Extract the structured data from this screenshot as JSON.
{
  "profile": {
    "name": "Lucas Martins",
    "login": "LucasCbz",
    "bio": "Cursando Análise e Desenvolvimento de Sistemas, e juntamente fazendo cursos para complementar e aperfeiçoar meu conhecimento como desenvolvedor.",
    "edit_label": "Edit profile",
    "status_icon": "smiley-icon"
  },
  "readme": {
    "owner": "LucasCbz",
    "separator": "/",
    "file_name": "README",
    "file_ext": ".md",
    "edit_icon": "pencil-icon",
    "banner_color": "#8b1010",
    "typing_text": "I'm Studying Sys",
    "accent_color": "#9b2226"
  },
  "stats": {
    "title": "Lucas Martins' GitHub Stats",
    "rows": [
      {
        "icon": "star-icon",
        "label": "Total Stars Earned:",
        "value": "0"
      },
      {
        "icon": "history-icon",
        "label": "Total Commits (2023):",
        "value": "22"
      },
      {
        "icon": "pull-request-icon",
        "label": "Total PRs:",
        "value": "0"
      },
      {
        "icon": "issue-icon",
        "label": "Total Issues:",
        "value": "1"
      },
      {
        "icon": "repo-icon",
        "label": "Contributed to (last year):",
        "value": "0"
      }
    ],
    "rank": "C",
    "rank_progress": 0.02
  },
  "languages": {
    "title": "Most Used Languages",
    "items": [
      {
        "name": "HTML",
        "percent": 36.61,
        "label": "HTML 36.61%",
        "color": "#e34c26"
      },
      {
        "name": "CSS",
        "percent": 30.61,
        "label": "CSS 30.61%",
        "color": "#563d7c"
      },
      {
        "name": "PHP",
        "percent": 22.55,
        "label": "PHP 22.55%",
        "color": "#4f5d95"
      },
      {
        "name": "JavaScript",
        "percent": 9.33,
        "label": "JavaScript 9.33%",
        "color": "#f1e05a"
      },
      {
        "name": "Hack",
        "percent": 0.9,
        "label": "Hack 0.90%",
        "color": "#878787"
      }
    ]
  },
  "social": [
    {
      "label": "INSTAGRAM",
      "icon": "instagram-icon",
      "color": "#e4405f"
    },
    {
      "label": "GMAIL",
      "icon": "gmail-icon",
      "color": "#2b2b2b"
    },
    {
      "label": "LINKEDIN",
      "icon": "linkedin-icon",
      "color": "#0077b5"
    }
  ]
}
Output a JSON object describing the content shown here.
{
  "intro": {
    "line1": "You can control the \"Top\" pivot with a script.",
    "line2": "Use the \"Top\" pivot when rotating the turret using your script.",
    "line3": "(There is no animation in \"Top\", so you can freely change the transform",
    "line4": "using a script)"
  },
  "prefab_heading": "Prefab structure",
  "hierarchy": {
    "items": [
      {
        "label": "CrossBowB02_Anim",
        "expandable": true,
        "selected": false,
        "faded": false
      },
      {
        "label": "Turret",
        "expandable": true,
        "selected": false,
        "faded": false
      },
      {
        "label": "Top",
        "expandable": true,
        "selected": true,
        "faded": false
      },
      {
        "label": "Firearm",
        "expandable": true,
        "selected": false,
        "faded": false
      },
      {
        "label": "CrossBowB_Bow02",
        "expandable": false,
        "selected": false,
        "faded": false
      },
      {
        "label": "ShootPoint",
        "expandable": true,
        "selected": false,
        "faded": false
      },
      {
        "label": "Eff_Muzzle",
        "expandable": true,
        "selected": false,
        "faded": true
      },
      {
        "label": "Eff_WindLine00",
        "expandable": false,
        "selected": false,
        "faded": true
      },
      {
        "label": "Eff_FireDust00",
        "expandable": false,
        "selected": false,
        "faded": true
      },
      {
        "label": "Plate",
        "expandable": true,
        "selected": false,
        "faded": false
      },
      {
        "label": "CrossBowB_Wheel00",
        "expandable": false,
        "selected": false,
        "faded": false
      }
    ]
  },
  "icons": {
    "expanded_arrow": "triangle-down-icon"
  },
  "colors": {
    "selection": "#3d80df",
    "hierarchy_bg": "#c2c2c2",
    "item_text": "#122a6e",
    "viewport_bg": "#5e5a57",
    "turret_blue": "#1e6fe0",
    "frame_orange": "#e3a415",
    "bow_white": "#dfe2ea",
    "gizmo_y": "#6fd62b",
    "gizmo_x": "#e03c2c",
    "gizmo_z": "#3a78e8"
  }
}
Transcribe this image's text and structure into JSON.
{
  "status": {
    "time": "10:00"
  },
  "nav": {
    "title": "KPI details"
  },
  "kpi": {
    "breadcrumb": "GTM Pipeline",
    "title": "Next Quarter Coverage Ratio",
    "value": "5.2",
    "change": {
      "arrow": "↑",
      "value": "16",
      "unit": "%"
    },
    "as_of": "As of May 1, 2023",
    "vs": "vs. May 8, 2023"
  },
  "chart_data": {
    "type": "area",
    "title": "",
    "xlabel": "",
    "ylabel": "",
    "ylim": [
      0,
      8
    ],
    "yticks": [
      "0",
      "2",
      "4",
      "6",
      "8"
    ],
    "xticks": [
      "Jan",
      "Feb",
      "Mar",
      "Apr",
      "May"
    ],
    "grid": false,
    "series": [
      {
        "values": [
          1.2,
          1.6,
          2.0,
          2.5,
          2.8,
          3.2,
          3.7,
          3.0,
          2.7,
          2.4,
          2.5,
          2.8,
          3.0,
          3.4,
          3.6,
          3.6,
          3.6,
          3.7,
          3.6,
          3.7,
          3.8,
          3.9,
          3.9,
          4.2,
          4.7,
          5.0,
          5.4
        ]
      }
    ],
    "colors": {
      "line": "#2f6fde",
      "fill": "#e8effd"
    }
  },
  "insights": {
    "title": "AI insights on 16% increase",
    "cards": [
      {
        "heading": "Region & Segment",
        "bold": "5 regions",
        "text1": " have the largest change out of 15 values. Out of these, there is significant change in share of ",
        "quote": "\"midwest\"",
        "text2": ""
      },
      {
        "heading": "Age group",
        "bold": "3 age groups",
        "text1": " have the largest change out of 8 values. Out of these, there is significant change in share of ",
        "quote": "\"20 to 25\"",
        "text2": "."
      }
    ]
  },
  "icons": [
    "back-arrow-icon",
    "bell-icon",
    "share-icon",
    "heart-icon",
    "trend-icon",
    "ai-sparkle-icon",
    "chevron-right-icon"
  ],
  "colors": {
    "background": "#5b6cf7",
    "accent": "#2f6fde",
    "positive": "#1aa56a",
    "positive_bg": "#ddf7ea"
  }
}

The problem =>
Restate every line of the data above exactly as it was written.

Response area =>
Extract the structured data from this screenshot as JSON.
{
  "profile": {
    "name": "Lucas Martins",
    "login": "LucasCbz",
    "bio": "Cursando Análise e Desenvolvimento de Sistemas, e juntamente fazendo cursos para complementar e aperfeiçoar meu conhecimento como desenvolvedor.",
    "edit_label": "Edit profile",
    "status_icon": "smiley-icon"
  },
  "readme": {
    "owner": "LucasCbz",
    "separator": "/",
    "file_name": "README",
    "file_ext": ".md",
    "edit_icon": "pencil-icon",
    "banner_color": "#8b1010",
    "typing_text": "I'm Studying Sys",
    "accent_color": "#9b2226"
  },
  "stats": {
    "title": "Lucas Martins' GitHub Stats",
    "rows": [
      {
        "icon": "star-icon",
        "label": "Total Stars Earned:",
        "value": "0"
      },
      {
        "icon": "history-icon",
        "label": "Total Commits (2023):",
        "value": "22"
      },
      {
        "icon": "pull-request-icon",
        "label": "Total PRs:",
        "value": "0"
      },
      {
        "icon": "issue-icon",
        "label": "Total Issues:",
        "value": "1"
      },
      {
        "icon": "repo-icon",
        "label": "Contributed to (last year):",
        "value": "0"
      }
    ],
    "rank": "C",
    "rank_progress": 0.02
  },
  "languages": {
    "title": "Most Used Languages",
    "items": [
      {
        "name": "HTML",
        "percent": 36.61,
        "label": "HTML 36.61%",
        "color": "#e34c26"
      },
      {
        "name": "CSS",
        "percent": 30.61,
        "label": "CSS 30.61%",
        "color": "#563d7c"
      },
      {
        "name": "PHP",
        "percent": 22.55,
        "label": "PHP 22.55%",
        "color": "#4f5d95"
      },
      {
        "name": "JavaScript",
        "percent": 9.33,
        "label": "JavaScript 9.33%",
        "color": "#f1e05a"
      },
      {
        "name": "Hack",
        "percent": 0.9,
        "label": "Hack 0.90%",
        "color": "#878787"
      }
    ]
  },
  "social": [
    {
      "label": "INSTAGRAM",
      "icon": "instagram-icon",
      "color": "#e4405f"
    },
    {
      "label": "GMAIL",
      "icon": "gmail-icon",
      "color": "#2b2b2b"
    },
    {
      "label": "LINKEDIN",
      "icon": "linkedin-icon",
      "color": "#0077b5"
    }
  ]
}
Output a JSON object describing the content shown here.
{
  "intro": {
    "line1": "You can control the \"Top\" pivot with a script.",
    "line2": "Use the \"Top\" pivot when rotating the turret using your script.",
    "line3": "(There is no animation in \"Top\", so you can freely change the transform",
    "line4": "using a script)"
  },
  "prefab_heading": "Prefab structure",
  "hierarchy": {
    "items": [
      {
        "label": "CrossBowB02_Anim",
        "expandable": true,
        "selected": false,
        "faded": false
      },
      {
        "label": "Turret",
        "expandable": true,
        "selected": false,
        "faded": false
      },
      {
        "label": "Top",
        "expandable": true,
        "selected": true,
        "faded": false
      },
      {
        "label": "Firearm",
        "expandable": true,
        "selected": false,
        "faded": false
      },
      {
        "label": "CrossBowB_Bow02",
        "expandable": false,
        "selected": false,
        "faded": false
      },
      {
        "label": "ShootPoint",
        "expandable": true,
        "selected": false,
        "faded": false
      },
      {
        "label": "Eff_Muzzle",
        "expandable": true,
        "selected": false,
        "faded": true
      },
      {
        "label": "Eff_WindLine00",
        "expandable": false,
        "selected": false,
        "faded": true
      },
      {
        "label": "Eff_FireDust00",
        "expandable": false,
        "selected": false,
        "faded": true
      },
      {
        "label": "Plate",
        "expandable": true,
        "selected": false,
        "faded": false
      },
      {
        "label": "CrossBowB_Wheel00",
        "expandable": false,
        "selected": false,
        "faded": false
      }
    ]
  },
  "icons": {
    "expanded_arrow": "triangle-down-icon"
  },
  "colors": {
    "selection": "#3d80df",
    "hierarchy_bg": "#c2c2c2",
    "item_text": "#122a6e",
    "viewport_bg": "#5e5a57",
    "turret_blue": "#1e6fe0",
    "frame_orange": "#e3a415",
    "bow_white": "#dfe2ea",
    "gizmo_y": "#6fd62b",
    "gizmo_x": "#e03c2c",
    "gizmo_z": "#3a78e8"
  }
}
Transcribe this image's text and structure into JSON.
{
  "status": {
    "time": "10:00"
  },
  "nav": {
    "title": "KPI details"
  },
  "kpi": {
    "breadcrumb": "GTM Pipeline",
    "title": "Next Quarter Coverage Ratio",
    "value": "5.2",
    "change": {
      "arrow": "↑",
      "value": "16",
      "unit": "%"
    },
    "as_of": "As of May 1, 2023",
    "vs": "vs. May 8, 2023"
  },
  "chart_data": {
    "type": "area",
    "title": "",
    "xlabel": "",
    "ylabel": "",
    "ylim": [
      0,
      8
    ],
    "yticks": [
      "0",
      "2",
      "4",
      "6",
      "8"
    ],
    "xticks": [
      "Jan",
      "Feb",
      "Mar",
      "Apr",
      "May"
    ],
    "grid": false,
    "series": [
      {
        "values": [
          1.2,
          1.6,
          2.0,
          2.5,
          2.8,
          3.2,
          3.7,
          3.0,
          2.7,
          2.4,
          2.5,
          2.8,
          3.0,
          3.4,
          3.6,
          3.6,
          3.6,
          3.7,
          3.6,
          3.7,
          3.8,
          3.9,
          3.9,
          4.2,
          4.7,
          5.0,
          5.4
        ]
      }
    ],
    "colors": {
      "line": "#2f6fde",
      "fill": "#e8effd"
    }
  },
  "insights": {
    "title": "AI insights on 16% increase",
    "cards": [
      {
        "heading": "Region & Segment",
        "bold": "5 regions",
        "text1": " have the largest change out of 15 values. Out of these, there is significant change in share of ",
        "quote": "\"midwest\"",
        "text2": ""
      },
      {
        "heading": "Age group",
        "bold": "3 age groups",
        "text1": " have the largest change out of 8 values. Out of these, there is significant change in share of ",
        "quote": "\"20 to 25\"",
        "text2": "."
      }
    ]
  },
  "icons": [
    "back-arrow-icon",
    "bell-icon",
    "share-icon",
    "heart-icon",
    "trend-icon",
    "ai-sparkle-icon",
    "chevron-right-icon"
  ],
  "colors": {
    "background": "#5b6cf7",
    "accent": "#2f6fde",
    "positive": "#1aa56a",
    "positive_bg": "#ddf7ea"
  }
}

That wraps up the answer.